Similar to the VC world, when it comes to attracting investors, team trumps almost everything else. Yes, of course investors want to see strong product implementation. However, product development can evolve and progress. But if a team appears to have inherent problems, it’s unlikely that they will be able to successfully grow.
A 2017 Stanford study looked at how venture capitalists make decisions. The study’s report concluded that the abilities of a founder and flanking founding team members outweigh other factors when it comes to a VC deciding whether or not to back an upstart. ICO investors can apply the same methodology when choosing the next projects they want to support. When teams are passionate, multi-dimensional, and agile, it usually means they’re a scrappy group willing to work to bring their vision to life.
As we mentioned before, the ICO marketplace is growing increasingly crowded. Further, many projects resemble one another. For example, there are numerous ICO’s dedicated to end goals such as cloud decentralization and AI development. With so many overlaps, it can be tough for investors to choose between one or another. Look for an organization with a strong and singular vision, even if it’s similar to other listings. This should be a key factor in the assessment phase.
No ICO can thrive without a community of supporters. Many successful crypto companies were built on the backs of community evangelists who spread the word about the potential of an emerging team and technology. Community-building strategies, including a dedicated community manager, create buzz around an upcoming sale. Additionally, they also solve transparency concerns and forge deeper relationships with potential users.
It’s human nature to inherently trust a product or service more if someone we know and respect has already used or bought it. The same can be said for ICO’s. When potential investors see successful entrepreneurs and technological analysts listed as advisors to up-and-coming token projects, it immediately quells suspicions. After all, if a widely respected entrepreneur sees potential in this team’s vision and product, then any investor will likely feel more confident about investing during the sale.

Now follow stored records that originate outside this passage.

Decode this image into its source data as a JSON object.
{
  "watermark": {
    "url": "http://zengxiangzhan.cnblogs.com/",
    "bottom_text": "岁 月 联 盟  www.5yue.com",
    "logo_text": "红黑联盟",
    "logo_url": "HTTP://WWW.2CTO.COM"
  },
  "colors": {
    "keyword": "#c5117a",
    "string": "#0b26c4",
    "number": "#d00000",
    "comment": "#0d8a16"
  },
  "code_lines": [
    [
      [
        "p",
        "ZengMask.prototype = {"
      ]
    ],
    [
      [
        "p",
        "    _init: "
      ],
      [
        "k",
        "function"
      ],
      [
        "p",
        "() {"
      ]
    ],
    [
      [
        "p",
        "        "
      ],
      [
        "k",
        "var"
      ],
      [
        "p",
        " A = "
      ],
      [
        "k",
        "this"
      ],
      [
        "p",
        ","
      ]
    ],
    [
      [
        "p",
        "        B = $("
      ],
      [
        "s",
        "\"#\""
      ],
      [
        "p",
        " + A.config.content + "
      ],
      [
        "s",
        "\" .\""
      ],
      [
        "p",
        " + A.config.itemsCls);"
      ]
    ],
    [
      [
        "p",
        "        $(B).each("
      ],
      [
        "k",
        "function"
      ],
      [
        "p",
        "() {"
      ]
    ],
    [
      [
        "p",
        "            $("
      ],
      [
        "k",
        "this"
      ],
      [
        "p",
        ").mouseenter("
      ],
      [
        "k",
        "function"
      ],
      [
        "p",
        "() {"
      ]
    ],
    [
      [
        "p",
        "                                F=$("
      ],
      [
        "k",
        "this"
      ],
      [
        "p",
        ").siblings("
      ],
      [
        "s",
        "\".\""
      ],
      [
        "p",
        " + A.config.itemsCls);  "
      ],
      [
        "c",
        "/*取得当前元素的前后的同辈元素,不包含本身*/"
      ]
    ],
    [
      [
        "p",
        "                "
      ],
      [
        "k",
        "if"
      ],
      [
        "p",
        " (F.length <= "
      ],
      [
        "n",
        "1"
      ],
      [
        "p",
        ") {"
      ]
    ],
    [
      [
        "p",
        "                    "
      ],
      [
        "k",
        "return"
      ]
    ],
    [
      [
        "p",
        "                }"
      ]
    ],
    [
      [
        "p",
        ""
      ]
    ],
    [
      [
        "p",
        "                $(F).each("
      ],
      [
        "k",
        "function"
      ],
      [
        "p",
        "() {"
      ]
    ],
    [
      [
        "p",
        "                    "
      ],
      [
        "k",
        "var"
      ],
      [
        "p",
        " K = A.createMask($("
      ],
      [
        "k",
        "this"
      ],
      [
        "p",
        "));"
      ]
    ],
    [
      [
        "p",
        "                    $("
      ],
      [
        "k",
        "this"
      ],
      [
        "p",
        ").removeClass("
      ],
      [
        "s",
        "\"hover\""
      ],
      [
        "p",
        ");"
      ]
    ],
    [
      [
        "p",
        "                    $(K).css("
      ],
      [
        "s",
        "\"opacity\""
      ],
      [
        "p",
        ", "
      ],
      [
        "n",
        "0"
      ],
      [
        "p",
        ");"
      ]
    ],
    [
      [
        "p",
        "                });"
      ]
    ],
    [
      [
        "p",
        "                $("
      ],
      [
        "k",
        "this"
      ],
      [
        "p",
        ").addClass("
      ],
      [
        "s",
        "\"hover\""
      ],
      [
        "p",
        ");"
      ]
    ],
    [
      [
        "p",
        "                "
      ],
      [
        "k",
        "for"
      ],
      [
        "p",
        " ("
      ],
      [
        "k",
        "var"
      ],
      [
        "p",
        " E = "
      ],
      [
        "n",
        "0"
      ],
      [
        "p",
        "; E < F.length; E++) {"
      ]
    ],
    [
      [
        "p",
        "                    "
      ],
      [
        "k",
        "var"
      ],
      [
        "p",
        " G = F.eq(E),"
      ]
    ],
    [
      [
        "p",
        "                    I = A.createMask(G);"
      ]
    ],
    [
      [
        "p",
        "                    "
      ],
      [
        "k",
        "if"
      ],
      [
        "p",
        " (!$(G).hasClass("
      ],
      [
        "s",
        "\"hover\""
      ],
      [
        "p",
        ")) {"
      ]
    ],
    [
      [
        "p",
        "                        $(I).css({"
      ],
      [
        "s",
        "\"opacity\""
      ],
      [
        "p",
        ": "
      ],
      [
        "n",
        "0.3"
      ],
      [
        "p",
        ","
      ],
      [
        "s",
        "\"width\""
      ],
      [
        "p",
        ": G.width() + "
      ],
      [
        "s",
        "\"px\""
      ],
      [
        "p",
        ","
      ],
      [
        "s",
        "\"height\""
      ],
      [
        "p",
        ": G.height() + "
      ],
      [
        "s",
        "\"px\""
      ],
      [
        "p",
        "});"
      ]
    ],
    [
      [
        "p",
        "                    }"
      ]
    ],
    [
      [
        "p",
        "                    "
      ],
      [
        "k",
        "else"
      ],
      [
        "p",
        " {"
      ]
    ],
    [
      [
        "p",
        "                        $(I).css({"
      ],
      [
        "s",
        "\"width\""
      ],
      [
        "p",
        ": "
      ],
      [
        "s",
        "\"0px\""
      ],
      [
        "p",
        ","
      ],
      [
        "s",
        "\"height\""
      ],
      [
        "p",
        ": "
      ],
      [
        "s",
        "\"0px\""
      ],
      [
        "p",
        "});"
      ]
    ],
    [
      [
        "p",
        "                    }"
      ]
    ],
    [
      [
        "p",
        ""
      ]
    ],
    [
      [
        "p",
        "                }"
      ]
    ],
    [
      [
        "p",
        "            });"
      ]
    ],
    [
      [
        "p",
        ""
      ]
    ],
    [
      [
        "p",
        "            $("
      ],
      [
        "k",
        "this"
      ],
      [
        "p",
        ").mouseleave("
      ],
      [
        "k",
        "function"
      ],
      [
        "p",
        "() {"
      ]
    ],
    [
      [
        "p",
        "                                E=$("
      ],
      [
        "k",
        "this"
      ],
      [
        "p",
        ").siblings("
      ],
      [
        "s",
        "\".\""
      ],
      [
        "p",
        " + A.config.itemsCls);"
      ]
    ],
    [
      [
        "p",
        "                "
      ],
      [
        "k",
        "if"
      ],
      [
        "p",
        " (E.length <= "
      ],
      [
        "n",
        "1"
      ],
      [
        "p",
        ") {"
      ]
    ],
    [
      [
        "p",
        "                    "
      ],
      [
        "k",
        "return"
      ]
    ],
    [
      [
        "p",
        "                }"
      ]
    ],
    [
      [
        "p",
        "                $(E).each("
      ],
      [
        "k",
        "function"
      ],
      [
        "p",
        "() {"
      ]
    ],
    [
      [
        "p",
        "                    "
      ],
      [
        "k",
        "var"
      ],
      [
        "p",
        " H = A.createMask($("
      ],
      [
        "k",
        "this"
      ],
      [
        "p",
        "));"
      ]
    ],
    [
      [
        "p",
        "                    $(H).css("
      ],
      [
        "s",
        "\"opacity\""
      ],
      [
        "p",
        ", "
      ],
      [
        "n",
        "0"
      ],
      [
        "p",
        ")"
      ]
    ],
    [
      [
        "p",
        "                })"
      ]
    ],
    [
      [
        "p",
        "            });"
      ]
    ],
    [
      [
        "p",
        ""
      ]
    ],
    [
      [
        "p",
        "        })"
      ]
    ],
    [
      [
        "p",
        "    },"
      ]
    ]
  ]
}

If an organization cannot answer the question, “Where would you like to be in six months?” they likely are not ready to publicly launch. A published roadmap forces a new coin-based company to strategically consider the steps they must take to finish product development. Further, they will have a good idea of when they need to begin testing. They will have a date in mind for eventually launching to the greater public. You should be wary of organizations that have not taken the time to map out how their company’s future. Further, company leaders must show an adequate understanding of how the money they plan to raise will boost these developments.
The ICO landscape is volatile. There is no way of predicting with absolute certainty which coin offerings will succeed and which will fail. But you want to put yourself in a position to make the savviest investment decision possible. Therefore, ensure that the ICO’s you’re interested in have passed in these five evaluation areas.